By Vivian Roach | Staff Writer
In the era of the COVID-19 pandemic, an “infodemic” has also emerged. An abundance of public health information has been circulating around social media platforms — Twitter, Instagram, Facebook and YouTube to name a few. In the beginning of the quarantine last spring, lots of information surrounding mandates and information about the virus were published every day. This also meant lots of misinformation, or “fake news” about the virus had gone unedited or fact checked before submission.
In March, Facebook Newsroom tweeted a “Joint Industry Statement from Facebook, Google, LinkedIn, Microsoft, reddit, Twitter and YouTube,” that said they are “jointly combating fraud and misinformation about the virus, elevating authoritative content on our platforms.” They invited other companies to join them as well in this initiative. Social media platforms tagged censored content with similar notifications as, “this post goes against our community standards.” However, some users said they were getting this notification on posts that had no reason to be censored. The “infodemic” has made some platforms use automation to censor content quicker. Now, there are more posts being mistakenly censored with automation, which confuses the public on how to discern between real and fake.
The First Amendment protects our right to free speech, even false speech. Private actors, such as social media platforms, are exempt from upholding our rights under the Fourteenth Amendment’s state action doctrine. This means social media platforms are not regulated by the First Amendment. The use of social media platforms today resembles much of what constitutes free speech and expression — they should be regulated by our freedoms because the implications of restricting speech on the internet are threatening.
The position in which we interact with social media today urgently calls for reconsidering and modifying speech laws. Though the need for a change predated the coronavirus pandemic, only recently did it become a more urgent issue of democracy. Speech on the internet, posting pictures or updating a public profile should be protected because posting pictures, comments or updating public profiles is just as close to protected expressive activities, such as burning an American flag or wearing something expressive.
The ability to interact with posts and participate in conversation within groups is very similar to protected public speech or pamphleteering. Current speech laws threaten our freedom to the marketplace of ideas and the individual self fulfillment when you share your ideas and thoughts. Censorship has a “chilling effect” on the media. It discourages news reporting because of the threat of legal sanction. Especially in the pandemic, disseminating information is critical to public health and safety.
When there is a free flow of information on the internet, professional journalists, public health and government officials are held accountable to disseminate clear and supported information by credible sources.
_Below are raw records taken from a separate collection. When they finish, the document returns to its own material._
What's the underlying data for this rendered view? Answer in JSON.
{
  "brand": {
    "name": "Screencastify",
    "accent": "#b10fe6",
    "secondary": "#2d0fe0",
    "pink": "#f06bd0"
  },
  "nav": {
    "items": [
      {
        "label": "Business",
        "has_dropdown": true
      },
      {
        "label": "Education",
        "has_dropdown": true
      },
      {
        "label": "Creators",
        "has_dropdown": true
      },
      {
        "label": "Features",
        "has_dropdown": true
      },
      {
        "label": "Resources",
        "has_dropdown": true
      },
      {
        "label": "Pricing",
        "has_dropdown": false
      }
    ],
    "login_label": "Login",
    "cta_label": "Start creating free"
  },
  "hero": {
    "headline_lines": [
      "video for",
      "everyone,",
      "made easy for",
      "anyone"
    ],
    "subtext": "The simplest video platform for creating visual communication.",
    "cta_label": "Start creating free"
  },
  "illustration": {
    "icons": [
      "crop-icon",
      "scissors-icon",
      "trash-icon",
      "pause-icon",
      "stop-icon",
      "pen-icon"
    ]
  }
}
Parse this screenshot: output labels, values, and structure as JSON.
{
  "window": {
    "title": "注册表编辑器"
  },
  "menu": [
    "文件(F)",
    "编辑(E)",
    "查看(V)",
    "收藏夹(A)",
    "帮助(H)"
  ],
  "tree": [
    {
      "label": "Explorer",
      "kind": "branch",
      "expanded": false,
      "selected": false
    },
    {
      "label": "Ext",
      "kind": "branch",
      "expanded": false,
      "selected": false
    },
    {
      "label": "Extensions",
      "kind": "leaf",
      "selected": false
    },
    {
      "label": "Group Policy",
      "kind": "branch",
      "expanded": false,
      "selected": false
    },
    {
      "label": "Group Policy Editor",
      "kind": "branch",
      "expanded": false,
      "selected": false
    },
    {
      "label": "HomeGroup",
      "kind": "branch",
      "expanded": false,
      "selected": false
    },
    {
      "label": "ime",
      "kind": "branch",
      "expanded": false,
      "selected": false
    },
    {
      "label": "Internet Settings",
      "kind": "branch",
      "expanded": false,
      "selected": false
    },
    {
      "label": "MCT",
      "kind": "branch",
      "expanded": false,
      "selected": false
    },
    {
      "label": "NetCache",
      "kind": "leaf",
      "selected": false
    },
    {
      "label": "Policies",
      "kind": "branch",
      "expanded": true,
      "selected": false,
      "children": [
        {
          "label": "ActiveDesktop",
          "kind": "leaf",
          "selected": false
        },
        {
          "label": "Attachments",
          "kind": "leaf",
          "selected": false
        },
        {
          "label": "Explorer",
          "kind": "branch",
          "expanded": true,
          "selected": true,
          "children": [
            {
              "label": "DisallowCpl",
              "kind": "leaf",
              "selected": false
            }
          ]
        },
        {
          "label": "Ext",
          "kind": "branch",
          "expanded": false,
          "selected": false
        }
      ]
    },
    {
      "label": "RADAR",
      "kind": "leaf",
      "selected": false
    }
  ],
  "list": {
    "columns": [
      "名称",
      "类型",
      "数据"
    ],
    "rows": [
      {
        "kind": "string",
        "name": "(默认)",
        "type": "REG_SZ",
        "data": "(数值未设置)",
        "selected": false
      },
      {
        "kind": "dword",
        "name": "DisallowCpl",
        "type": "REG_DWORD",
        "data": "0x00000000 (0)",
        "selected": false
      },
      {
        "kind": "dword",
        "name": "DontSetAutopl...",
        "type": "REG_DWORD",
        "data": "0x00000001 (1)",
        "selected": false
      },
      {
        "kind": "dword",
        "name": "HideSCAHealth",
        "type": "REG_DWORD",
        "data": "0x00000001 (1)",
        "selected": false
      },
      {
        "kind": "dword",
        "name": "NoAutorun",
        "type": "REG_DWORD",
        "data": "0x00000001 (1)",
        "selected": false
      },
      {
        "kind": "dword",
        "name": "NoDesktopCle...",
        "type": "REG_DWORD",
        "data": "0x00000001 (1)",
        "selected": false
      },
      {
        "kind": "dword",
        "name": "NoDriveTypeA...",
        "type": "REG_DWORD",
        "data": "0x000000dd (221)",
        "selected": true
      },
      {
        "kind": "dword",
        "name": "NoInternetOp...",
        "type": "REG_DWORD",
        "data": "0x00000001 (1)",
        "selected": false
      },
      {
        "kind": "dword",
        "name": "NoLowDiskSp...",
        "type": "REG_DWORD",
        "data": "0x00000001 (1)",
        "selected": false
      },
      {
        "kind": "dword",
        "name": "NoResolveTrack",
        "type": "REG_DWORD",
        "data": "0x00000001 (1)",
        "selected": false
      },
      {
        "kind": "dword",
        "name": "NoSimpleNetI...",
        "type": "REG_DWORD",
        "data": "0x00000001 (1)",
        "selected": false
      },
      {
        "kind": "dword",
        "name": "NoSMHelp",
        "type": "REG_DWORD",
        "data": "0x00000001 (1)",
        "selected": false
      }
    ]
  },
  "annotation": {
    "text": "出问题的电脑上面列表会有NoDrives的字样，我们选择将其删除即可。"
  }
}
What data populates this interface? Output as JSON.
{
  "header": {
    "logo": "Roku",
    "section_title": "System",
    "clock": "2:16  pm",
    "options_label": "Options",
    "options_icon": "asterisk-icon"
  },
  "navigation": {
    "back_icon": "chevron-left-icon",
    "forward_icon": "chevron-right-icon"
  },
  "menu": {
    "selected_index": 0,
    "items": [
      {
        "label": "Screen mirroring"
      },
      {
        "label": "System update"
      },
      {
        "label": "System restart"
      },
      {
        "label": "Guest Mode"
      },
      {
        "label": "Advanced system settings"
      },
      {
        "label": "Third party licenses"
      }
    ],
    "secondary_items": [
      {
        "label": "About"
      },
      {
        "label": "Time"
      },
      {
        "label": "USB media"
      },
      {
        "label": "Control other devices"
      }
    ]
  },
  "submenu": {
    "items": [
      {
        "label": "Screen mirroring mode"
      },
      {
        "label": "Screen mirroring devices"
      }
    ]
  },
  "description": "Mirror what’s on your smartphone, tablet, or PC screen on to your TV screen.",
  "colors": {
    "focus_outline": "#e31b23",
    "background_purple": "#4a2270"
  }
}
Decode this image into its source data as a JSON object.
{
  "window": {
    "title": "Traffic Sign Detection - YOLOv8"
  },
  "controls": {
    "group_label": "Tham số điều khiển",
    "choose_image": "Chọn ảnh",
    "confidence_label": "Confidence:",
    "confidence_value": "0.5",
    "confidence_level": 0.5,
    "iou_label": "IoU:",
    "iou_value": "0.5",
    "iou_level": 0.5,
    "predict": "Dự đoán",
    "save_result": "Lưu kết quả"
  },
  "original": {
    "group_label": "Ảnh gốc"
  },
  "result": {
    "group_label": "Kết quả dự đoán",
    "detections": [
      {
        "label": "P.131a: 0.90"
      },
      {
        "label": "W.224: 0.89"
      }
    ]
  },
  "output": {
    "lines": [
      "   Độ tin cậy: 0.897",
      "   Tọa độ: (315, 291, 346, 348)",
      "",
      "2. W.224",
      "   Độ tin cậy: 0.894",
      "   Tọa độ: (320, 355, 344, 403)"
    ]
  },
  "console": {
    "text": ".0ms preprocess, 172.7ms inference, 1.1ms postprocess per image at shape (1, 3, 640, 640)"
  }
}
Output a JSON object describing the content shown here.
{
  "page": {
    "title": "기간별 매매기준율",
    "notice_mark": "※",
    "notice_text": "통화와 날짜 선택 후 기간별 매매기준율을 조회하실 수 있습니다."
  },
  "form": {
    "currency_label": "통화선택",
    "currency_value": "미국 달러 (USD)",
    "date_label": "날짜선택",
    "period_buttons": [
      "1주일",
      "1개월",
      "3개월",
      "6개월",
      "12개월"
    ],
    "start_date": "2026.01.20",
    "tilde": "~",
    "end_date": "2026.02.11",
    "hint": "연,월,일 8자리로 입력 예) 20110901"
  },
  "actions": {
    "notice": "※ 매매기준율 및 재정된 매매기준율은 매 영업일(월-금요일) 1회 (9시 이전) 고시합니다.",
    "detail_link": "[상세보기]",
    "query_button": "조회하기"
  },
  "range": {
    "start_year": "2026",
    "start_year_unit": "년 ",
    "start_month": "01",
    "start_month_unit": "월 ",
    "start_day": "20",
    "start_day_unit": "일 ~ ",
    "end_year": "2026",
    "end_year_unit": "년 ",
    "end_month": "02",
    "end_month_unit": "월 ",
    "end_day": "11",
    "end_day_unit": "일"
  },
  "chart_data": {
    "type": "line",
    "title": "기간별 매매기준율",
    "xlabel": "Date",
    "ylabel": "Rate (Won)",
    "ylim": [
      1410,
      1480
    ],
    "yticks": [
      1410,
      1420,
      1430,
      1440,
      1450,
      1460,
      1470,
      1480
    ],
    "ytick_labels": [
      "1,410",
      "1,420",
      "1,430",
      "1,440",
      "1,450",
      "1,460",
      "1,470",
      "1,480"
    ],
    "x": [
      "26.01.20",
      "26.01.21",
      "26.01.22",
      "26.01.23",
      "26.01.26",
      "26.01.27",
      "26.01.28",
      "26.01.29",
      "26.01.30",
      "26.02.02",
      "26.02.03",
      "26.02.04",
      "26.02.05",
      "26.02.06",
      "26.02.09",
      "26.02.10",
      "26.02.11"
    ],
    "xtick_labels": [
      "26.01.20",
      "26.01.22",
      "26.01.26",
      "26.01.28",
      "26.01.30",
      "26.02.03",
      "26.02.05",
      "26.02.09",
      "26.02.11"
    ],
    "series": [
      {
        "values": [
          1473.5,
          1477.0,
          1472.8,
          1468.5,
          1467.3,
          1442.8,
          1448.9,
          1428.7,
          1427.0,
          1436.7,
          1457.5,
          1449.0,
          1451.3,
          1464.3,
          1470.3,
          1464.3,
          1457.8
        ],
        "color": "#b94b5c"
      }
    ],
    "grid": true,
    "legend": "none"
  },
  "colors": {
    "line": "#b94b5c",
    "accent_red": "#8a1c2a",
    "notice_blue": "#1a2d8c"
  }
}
Additionally, users have to also be responsible media consumers. They have to educate themselves to able to discern between fact and fiction.